The high priest and other priests do not heed Gamaliel's “let God sort it out” counsel. Stephen's lengthy, pointed, the-truth-hurts testimony provokes them to fury and gnashing of teeth (something the unrepentant among them will experience much more of, see Matthew 8:12). Convinced they are doing God a favor, they rush Stephen and drag him outside the city, as required by Jewish law (chapter six of the Talmud book, Sanhedrin).
In my mind’s eye I see Stephen standing in a deep hole much like the stoning pits still in use in parts of the Moslem world today. There is no escape. He looks up and sees a ring of murderers hurling stones at him. He knows that barring divine intervention, pain and death are imminent. But high above the crowd he sees Heaven open. He sees his Lord and Savior standing at God’s right hand. His eyes are fixed on Jesus, the author and perfecter of his faith. Not even trying to protect his face, his hands reach skyward. He says “Lord Jesus receive my spirit.” And then struck by stones or the need to pray or both he falls to his knees and cries out to the One who just days earlier prayed likewise, “do not hold this sin against them.” Then he dies.
If the Lord tarries, I will one day stand in death's pit, with no hope for escape save divine intervention. My killer will be cancer, or pneumonia, a car accident, or some other agent of Death.
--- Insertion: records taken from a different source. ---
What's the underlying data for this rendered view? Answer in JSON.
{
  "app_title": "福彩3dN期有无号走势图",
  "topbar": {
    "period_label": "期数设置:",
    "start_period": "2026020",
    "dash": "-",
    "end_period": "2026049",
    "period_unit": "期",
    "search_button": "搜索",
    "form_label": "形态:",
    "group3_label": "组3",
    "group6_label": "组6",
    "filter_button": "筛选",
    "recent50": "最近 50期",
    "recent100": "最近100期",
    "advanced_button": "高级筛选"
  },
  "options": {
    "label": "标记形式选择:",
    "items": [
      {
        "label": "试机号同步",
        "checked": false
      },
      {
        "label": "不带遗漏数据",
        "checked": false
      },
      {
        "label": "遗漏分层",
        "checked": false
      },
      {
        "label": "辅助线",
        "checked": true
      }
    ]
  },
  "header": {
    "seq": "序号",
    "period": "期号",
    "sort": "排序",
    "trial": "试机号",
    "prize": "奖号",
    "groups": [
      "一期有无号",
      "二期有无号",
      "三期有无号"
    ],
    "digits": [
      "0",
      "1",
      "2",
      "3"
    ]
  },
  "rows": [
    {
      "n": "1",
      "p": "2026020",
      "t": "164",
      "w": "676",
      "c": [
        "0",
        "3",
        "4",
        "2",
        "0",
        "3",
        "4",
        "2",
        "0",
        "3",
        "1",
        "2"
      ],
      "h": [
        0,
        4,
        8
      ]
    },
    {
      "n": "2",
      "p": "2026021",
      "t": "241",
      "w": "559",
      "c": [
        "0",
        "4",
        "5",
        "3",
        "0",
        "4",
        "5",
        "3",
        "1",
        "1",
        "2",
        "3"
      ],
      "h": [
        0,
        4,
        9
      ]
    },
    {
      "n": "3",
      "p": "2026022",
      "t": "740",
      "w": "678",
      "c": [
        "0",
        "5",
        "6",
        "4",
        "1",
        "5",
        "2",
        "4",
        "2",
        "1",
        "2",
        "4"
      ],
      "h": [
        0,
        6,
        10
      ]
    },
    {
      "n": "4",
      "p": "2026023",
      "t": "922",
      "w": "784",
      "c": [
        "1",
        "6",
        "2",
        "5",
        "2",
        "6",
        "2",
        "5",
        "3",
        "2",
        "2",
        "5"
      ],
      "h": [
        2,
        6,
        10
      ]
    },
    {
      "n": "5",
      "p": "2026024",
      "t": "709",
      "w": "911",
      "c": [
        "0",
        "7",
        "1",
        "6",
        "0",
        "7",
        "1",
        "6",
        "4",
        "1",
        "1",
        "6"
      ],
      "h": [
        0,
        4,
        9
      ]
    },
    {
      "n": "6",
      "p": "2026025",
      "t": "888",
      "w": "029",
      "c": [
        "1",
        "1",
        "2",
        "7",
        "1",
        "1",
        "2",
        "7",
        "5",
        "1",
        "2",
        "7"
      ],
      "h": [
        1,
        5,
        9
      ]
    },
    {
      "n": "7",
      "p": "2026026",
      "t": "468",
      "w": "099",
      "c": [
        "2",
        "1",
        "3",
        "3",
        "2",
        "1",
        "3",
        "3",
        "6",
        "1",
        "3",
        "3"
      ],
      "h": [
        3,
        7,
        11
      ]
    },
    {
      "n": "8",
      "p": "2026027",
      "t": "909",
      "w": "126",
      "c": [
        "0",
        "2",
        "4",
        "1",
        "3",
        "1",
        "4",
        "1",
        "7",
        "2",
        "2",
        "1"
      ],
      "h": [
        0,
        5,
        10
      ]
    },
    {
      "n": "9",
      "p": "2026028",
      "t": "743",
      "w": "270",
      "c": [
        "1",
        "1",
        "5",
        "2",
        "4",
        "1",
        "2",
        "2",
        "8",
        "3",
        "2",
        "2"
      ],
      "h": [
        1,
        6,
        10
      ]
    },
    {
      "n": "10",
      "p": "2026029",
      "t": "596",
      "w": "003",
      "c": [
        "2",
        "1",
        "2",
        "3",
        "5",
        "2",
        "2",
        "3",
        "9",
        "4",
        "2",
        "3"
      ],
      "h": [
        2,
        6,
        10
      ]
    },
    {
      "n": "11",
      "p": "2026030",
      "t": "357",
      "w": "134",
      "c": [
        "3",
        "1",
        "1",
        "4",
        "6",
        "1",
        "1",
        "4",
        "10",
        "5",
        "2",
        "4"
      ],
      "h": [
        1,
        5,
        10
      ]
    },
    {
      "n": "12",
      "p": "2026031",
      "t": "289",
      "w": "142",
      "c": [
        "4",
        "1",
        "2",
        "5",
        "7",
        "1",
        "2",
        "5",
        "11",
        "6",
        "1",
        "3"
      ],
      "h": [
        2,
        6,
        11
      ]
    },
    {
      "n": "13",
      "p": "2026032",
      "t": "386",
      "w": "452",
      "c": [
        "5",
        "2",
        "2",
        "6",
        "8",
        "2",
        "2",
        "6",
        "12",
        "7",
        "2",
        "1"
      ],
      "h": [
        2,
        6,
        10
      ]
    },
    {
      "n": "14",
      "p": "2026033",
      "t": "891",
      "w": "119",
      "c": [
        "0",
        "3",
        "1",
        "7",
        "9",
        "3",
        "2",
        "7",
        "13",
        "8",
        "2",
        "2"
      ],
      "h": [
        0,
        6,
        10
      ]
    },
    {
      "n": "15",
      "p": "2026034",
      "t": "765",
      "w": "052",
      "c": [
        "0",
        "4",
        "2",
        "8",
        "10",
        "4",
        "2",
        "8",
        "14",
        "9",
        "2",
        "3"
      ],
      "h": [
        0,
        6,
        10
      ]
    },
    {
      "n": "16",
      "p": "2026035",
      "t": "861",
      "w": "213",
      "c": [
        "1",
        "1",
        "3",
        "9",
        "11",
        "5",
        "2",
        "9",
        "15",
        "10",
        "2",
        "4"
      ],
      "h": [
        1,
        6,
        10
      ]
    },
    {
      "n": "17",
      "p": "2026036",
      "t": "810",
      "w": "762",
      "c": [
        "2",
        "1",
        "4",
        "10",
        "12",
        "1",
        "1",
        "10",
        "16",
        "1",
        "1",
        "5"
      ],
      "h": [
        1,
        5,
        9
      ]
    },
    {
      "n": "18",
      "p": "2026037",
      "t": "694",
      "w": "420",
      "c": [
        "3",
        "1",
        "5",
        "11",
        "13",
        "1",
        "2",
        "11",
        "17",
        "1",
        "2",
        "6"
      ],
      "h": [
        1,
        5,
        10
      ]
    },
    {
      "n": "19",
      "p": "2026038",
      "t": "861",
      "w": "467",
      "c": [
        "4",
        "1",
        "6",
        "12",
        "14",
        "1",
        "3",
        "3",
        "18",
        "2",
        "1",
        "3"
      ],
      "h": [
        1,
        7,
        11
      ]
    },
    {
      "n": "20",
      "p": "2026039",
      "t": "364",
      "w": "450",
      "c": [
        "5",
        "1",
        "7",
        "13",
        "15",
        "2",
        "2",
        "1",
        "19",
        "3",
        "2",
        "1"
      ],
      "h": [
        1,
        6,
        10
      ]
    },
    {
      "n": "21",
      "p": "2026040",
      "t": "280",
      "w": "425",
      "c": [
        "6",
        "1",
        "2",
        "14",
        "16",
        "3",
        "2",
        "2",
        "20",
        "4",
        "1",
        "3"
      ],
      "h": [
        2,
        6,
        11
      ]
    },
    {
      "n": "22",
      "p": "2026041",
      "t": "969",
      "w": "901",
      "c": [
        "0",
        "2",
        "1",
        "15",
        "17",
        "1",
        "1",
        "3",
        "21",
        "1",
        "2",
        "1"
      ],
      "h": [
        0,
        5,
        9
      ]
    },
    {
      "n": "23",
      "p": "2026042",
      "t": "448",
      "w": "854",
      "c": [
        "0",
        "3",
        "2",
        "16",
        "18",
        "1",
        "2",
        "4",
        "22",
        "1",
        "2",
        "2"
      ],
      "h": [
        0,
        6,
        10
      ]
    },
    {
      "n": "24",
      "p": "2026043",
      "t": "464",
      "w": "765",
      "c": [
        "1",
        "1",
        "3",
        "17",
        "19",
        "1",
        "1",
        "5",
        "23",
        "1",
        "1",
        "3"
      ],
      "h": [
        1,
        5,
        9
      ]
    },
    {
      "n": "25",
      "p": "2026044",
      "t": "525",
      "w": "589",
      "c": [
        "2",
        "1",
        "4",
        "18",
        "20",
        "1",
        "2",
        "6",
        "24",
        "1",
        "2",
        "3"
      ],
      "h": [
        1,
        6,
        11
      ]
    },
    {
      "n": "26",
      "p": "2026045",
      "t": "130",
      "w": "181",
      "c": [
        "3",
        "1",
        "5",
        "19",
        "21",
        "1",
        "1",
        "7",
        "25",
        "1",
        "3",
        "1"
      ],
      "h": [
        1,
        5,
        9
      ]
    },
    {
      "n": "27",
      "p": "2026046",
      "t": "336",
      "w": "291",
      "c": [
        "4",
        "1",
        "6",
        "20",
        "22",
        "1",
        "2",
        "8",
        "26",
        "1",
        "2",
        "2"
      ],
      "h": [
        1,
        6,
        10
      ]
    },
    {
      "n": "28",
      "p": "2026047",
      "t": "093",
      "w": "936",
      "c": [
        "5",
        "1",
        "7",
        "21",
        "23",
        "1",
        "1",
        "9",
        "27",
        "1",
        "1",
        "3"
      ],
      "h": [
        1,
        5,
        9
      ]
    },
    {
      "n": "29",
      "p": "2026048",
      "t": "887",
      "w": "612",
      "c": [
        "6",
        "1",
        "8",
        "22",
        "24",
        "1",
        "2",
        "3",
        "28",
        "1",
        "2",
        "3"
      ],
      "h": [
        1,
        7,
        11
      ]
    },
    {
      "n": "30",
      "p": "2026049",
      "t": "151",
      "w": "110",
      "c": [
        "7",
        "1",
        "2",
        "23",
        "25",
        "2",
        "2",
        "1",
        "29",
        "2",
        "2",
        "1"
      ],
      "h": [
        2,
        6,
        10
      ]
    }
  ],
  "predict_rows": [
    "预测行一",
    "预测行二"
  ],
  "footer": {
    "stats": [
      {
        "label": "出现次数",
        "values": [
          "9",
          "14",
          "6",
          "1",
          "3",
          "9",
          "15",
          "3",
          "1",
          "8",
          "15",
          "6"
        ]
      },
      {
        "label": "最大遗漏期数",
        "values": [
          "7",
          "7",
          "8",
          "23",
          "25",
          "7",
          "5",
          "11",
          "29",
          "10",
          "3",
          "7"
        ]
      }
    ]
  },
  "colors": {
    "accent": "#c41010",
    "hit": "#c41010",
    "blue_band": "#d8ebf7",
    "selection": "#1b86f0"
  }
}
Dear Lord, may my eyes of faith see past my pain and its cause and behold the object of Stephen’s love. May I pray “Lord Jesus receive my spirit.” May I forgive those who have offended me and pray for their rescue. Death, where is thy victory? It has been swallowed up in life. Mercy triumphs over judgment, on earth as it is in heaven.